When it comes to finding a job, networking is one of the most important skills you can have. Networking opportunities abound and occur in the most unexpected places. You never know when talking to friends, colleagues, family, new acquaintances and even total strangers (that person sitting next to you on a plane) may present you with a possible job prospect.

Attend industry conventions and conferences, local job fairs and community events to network and discover employment opportunities as well as the latest industry trends and developments. IDEA offers several conventions per year, and as an IDEA member, you receive special pricing for convention registration. Industry events are invaluable and should be considered an essential investment in your career development.

Looking Ahead

For career advancement, it is important to set both short- and long-term goals. Where do you want to be in 1 year, 5 years or 10 years? Goals keep you focused. Positions in management, public speaking, consulting, programming and writing are all future options, but before embarking on a specific path, spend a few years “in the trenches” discovering what you do or don’t like, observing and learning. Some of the best opportunities come from being in the moment and excelling at what you do. It’s comforting to know that many possibilities exist in group exercise.

At the end of the day, the most important advice is to be yourself. Think about some of your favorite teachers from when you were in school, sports, faith-related or extracurricular activities. What was it that made them special? Most likely they were knowledgeable in multiple subjects, flexible in their teaching styles, shared life experiences, and made learning fun. A “cookie-cutter” teacher would not have had the same effect on you. A key to being successful is to be uniquely you. That is what your students and members are looking for and why they keep coming back. You can be influenced by other instructors, and even hope to be just like them, but keep your distinct personality traits alive. You will never be that instructor you admire, but you can certainly use what you have learned from them to be your best.

Bio: Fred Hoffman, MEd, is the owner of Fitness Resources Consulting Services and the author of Going Global: An Expert’s Guide to Working Abroad in the International Fitness Industry. The recipient of the 2007 IDEA Fitness Instructor of the Year Award, Fred holds a Master’s Degree in Health Education from Boston University, and has over 30 years of experience in the fitness and health industry.

Job Search Resources

The internet makes job searches easy. Job boards and fitness blogs are a great place to start, and you’re sure to find opportunities on the national fitness club chain websites. Here’s a list to help get you started:


Fitness specific

Social networks

Employment Outside the Box

Here are some areas and places where a group exercise instructor may be able to find employment–some of them are nontraditional:

• recreation centers

• religious centers

• mind-body

• water fitness

• kids

• seniors

• physically challenged

• schools

• universities

• nonprofit organizations
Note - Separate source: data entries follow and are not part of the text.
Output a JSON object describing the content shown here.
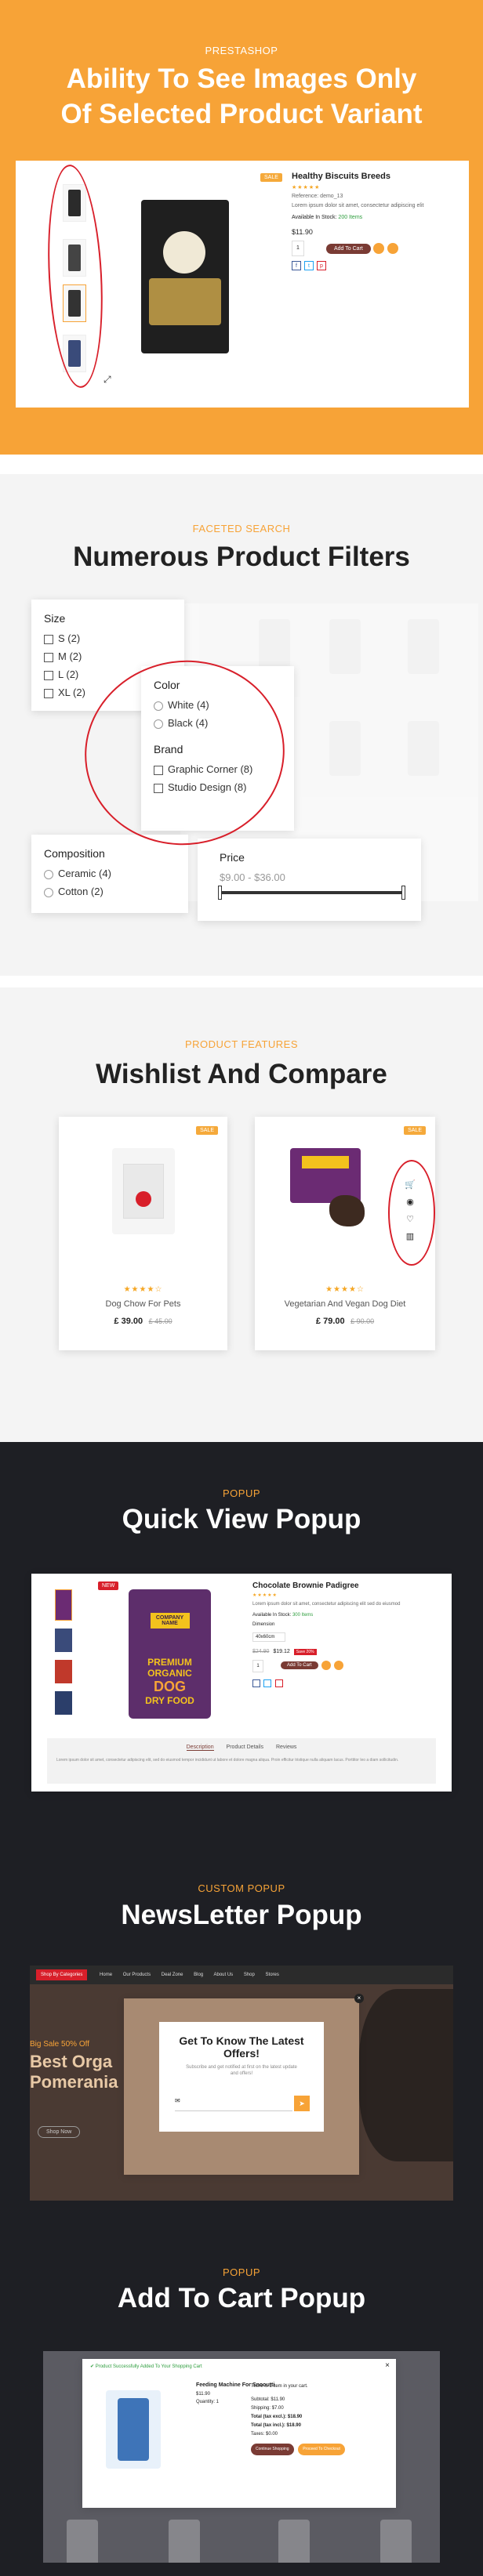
{
  "colors": {
    "orange": "#f7a337",
    "red_circle": "#d81f2a",
    "brown": "#7a3b34",
    "green": "#2e9e3e",
    "dark": "#1e1f24",
    "light_gray": "#f2f2f2"
  },
  "s1": {
    "kicker": "PRESTASHOP",
    "title_line1": "Ability To See Images Only",
    "title_line2": "Of Selected Product Variant",
    "product_name": "Healthy Biscuits Breeds",
    "reference": "Reference: demo_13",
    "desc": "Lorem ipsum dolor sit amet, consectetur adipiscing elit",
    "stock_label": "Available In Stock:",
    "stock_value": "200 Items",
    "price": "$11.90",
    "qty": "1",
    "add_to_cart": "Add To Cart",
    "badge": "SALE",
    "social": [
      "f",
      "t",
      "p"
    ],
    "expand_icon": "⤢"
  },
  "s2": {
    "kicker": "FACETED SEARCH",
    "title": "Numerous Product Filters",
    "size_heading": "Size",
    "sizes": [
      "S (2)",
      "M (2)",
      "L (2)",
      "XL (2)"
    ],
    "color_heading": "Color",
    "colors": [
      "White (4)",
      "Black (4)"
    ],
    "brand_heading": "Brand",
    "brands": [
      "Graphic Corner (8)",
      "Studio Design (8)"
    ],
    "composition_heading": "Composition",
    "compositions": [
      "Ceramic (4)",
      "Cotton (2)"
    ],
    "price_heading": "Price",
    "price_range": "$9.00 - $36.00"
  },
  "s3": {
    "kicker": "PRODUCT FEATURES",
    "title": "Wishlist And Compare",
    "products": [
      {
        "name": "Dog Chow For Pets",
        "price": "£ 39.00",
        "old_price": "£ 45.00",
        "badge": "SALE",
        "stars": "★★★★☆"
      },
      {
        "name": "Vegetarian And Vegan Dog Diet",
        "price": "£ 79.00",
        "old_price": "£ 90.00",
        "badge": "SALE",
        "stars": "★★★★☆"
      }
    ],
    "actions": [
      "cart-icon",
      "eye-icon",
      "heart-icon",
      "compare-icon"
    ]
  },
  "s4": {
    "kicker": "POPUP",
    "title": "Quick View Popup",
    "product_name": "Chocolate Brownie Padigree",
    "desc": "Lorem ipsum dolor sit amet, consectetur adipiscing elit sed do eiusmod",
    "stock_label": "Available In Stock:",
    "stock_value": "300 Items",
    "dimension_label": "Dimension",
    "dimension_value": "40x60cm",
    "price": "$19.12",
    "old_price": "$24.90",
    "discount": "Save 20%",
    "qty": "1",
    "add_to_cart": "Add To Cart",
    "badge": "NEW",
    "tabs": [
      "Description",
      "Product Details",
      "Reviews"
    ],
    "tab_text": "Lorem ipsum dolor sit amet, consectetur adipiscing elit, sed do eiusmod tempor incididunt ut labore et dolore magna aliqua. Proin efficitur tristique nulla aliquam lacus. Porttitor leo a diam sollicitudin.",
    "bag_text1": "PREMIUM",
    "bag_text2": "ORGANIC",
    "bag_text3": "DOG",
    "bag_text4": "DRY FOOD",
    "bag_brand": "COMPANY NAME"
  },
  "s5": {
    "kicker": "CUSTOM POPUP",
    "title": "NewsLetter Popup",
    "popup_title_line1": "Get To Know The Latest",
    "popup_title_line2": "Offers!",
    "popup_sub": "Subscribe and get notified at first on the latest update and offers!",
    "bg_sale": "Big Sale 50% Off",
    "bg_title_line1": "Best Orga",
    "bg_title_line2": "Pomerania",
    "bg_btn": "Shop Now",
    "nav": [
      "Shop By Categories",
      "Home",
      "Our Products",
      "Deal Zone",
      "Blog",
      "About Us",
      "Shop",
      "Stores"
    ]
  },
  "s6": {
    "kicker": "POPUP",
    "title": "Add To Cart Popup",
    "success": "Product Successfully Added To Your Shopping Cart",
    "product_name": "Feeding Machine For Snooutti",
    "product_price": "$11.90",
    "qty": "Quantity: 1",
    "right_head": "There is 1 item in your cart.",
    "subtotal": "Subtotal: $11.90",
    "shipping": "Shipping: $7.00",
    "total_excl": "Total (tax excl.): $18.90",
    "total_incl": "Total (tax incl.): $18.90",
    "taxes": "Taxes: $0.00",
    "btn_continue": "Continue Shopping",
    "btn_checkout": "Proceed To Checkout"
  }
}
• community centers

• interactive technology and exergames

• hotels and spas

• vacation resorts and cruise ships

• medical fitness

• corporate fitness

• rehabilitation

• military

• writing and journalism

• conference/convention speaker or presenter

• international